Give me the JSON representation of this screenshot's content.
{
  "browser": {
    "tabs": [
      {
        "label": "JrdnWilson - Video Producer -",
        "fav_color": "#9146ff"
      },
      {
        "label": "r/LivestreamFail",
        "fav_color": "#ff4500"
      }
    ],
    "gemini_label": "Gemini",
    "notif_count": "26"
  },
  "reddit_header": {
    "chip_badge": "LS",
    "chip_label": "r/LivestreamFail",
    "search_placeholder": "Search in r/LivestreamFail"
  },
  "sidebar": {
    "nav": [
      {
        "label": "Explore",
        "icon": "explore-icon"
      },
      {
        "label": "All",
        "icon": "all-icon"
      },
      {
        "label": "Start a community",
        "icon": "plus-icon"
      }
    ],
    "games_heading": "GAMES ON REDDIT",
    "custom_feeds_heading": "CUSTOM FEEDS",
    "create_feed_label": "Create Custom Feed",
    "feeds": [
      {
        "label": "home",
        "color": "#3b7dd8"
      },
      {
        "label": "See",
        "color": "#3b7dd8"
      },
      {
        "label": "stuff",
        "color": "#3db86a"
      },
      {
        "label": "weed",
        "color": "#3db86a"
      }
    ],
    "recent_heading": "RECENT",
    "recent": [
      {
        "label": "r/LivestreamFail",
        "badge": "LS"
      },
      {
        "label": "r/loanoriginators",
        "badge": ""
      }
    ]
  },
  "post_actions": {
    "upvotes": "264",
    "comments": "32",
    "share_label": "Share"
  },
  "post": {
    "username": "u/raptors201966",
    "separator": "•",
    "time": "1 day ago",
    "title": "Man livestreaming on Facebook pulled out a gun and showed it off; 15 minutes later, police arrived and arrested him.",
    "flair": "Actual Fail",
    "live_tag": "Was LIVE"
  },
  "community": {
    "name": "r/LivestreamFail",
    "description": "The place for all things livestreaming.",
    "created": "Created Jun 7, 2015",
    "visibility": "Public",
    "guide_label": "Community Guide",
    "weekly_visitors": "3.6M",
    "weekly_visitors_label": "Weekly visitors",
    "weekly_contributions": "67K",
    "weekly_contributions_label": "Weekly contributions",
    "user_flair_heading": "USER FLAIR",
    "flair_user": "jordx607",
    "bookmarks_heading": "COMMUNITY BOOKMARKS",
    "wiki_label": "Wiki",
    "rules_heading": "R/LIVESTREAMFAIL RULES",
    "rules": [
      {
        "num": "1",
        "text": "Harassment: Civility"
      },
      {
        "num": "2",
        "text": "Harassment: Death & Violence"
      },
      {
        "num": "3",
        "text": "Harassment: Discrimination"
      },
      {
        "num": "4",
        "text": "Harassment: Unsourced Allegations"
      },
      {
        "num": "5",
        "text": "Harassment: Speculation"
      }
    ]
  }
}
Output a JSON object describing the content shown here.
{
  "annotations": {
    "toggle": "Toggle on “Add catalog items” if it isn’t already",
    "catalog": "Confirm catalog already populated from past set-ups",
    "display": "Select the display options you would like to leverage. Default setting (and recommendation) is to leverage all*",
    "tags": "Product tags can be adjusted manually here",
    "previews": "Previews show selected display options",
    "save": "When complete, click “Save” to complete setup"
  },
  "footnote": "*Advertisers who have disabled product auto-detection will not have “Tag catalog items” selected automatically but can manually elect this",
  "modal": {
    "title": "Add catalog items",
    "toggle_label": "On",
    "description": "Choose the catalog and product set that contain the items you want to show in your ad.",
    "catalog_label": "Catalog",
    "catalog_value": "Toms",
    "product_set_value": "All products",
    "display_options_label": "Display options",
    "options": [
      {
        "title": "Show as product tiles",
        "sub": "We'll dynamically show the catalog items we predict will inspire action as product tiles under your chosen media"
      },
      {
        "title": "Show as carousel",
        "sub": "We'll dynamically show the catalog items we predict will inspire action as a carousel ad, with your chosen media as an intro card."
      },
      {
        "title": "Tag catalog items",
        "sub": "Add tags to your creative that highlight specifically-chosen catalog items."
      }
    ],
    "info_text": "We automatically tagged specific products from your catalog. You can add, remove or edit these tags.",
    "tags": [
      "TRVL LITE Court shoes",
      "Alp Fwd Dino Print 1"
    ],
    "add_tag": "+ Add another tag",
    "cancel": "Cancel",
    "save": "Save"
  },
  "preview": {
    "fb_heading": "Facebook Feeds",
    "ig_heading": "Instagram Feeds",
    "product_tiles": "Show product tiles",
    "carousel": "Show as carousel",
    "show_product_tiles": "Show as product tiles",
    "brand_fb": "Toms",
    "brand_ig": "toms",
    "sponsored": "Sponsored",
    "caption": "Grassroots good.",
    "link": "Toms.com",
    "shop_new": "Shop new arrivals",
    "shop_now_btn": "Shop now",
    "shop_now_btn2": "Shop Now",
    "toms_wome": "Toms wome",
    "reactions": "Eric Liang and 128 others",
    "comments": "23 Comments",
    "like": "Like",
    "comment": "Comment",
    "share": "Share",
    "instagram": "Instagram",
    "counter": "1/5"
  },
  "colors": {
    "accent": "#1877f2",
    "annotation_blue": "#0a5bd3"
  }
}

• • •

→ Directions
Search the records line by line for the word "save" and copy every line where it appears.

→ Exercise result
    "save": "When complete, click “Save” to complete setup"
    "save": "Save"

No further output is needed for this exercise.